This is a weird week in the Jewish calendar. On Sunday we commemorated Tisha b’Av (the 9th of Av), the day on which the ancient Temple was destroyed and numerous other calamities befell our people. It ties with Yom Kippur as the saddest day of the Jewish year (and shares many ritual similarities as well). Yet, less than a week later, we reach an entirely different sort of holiday.
Tu b’Av (the 15th of Av) is tomorrow– and it is only a minor holiday, one that’s largely fallen out of fashion in contemporary Judaism. The Talmud tell us that Tu b’Av was a day when women went out in borrowed white clothing to dance in the field and to choose partners from among the men who came to dance with them. They wore borrowed clothing so as not to shame any woman who did not have fine white clothing to wear. They would sing to their potential lovers, telling them to choose goodness and integrity rather than good looks. In rabbinic tradition, Tu b’Av also marks a number of miraculous events relating to marriage, union, and rebirth—particularly, that this was the day on which the Israelites were redeemed from wandering in the wilderness and allowed to enter the land of Israel.
In modern Israel, Tu b’Av has become a sort of Valentine’s Day, a Chag haAhavah (festival of love). Whether in its original significance or its modern one, there’s something to be said for reviving the tradition of Tu b’Av. To acknowledge a holiday celebrating love and rebirth less than a week after we’ve been weeping over death and destruction is a powerful moment.

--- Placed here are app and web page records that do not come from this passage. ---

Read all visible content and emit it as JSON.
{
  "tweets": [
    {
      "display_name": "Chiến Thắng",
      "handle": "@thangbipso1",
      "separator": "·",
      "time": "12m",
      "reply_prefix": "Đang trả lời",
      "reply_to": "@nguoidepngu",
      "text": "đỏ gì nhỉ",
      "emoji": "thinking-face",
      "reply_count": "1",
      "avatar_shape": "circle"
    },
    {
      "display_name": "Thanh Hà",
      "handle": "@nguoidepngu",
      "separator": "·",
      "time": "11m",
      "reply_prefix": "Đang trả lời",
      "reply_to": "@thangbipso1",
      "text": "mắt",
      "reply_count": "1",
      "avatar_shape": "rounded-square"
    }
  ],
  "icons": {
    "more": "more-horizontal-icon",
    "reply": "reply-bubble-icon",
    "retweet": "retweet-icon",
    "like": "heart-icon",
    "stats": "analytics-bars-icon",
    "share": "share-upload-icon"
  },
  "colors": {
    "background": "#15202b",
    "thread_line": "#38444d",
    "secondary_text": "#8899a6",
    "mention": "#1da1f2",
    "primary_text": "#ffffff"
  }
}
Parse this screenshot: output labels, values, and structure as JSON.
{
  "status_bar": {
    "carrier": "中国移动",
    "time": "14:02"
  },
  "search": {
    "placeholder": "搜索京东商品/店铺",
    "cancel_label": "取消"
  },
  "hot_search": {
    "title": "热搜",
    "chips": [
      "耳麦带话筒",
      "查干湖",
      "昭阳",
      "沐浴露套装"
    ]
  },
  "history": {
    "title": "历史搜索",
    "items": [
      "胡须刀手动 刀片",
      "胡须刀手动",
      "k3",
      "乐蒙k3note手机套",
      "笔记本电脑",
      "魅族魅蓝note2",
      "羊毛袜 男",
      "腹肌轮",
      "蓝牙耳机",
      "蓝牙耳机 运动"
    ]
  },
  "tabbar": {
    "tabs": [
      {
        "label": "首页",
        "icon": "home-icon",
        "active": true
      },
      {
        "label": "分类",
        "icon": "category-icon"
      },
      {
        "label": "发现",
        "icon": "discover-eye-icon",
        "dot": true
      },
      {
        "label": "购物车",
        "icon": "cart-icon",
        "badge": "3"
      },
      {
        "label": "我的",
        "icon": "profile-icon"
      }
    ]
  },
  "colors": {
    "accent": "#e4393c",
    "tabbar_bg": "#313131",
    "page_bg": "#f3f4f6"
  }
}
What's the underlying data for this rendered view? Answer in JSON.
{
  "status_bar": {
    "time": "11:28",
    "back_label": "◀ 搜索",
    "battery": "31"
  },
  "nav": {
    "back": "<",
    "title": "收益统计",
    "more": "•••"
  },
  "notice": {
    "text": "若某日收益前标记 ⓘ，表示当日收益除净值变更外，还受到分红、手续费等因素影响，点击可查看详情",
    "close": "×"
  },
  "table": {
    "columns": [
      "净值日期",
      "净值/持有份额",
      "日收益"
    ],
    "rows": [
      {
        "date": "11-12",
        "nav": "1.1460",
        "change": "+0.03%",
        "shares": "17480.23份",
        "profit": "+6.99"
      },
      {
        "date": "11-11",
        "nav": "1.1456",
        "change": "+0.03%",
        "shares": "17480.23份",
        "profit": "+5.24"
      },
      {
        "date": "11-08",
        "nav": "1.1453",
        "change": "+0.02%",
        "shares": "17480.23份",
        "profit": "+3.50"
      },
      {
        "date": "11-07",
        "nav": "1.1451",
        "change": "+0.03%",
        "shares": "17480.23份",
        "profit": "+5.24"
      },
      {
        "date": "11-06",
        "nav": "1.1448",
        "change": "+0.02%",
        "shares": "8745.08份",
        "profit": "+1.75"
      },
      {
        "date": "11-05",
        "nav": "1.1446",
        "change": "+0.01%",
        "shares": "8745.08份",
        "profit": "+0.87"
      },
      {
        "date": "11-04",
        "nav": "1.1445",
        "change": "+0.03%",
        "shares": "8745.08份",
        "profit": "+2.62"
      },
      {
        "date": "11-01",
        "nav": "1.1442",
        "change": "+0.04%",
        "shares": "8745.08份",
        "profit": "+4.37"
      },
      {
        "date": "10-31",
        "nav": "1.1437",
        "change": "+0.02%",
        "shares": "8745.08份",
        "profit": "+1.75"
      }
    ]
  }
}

Even in our saddest hours and our darkest days, perhaps love and light and playful dancing in summer fields is not far away at all. The contrast between Tisha and Tu b’Av acknowledges how often life swings dramatically between joy and misery, sometimes so fast it feels simultaneous. This week, as we move from loss to love, we’d do well to learn a bit more about Tu b’Av- and maybe even take a few minutes to go out and dance in the fields (weather-permitting).
To learn more:
My Jewish Learning, Celebrating Romantic Love
Tablet, On Tu b’Av, Embrace Thy Neighbor
Tel Shemesh, Tu b’Av – the Fruit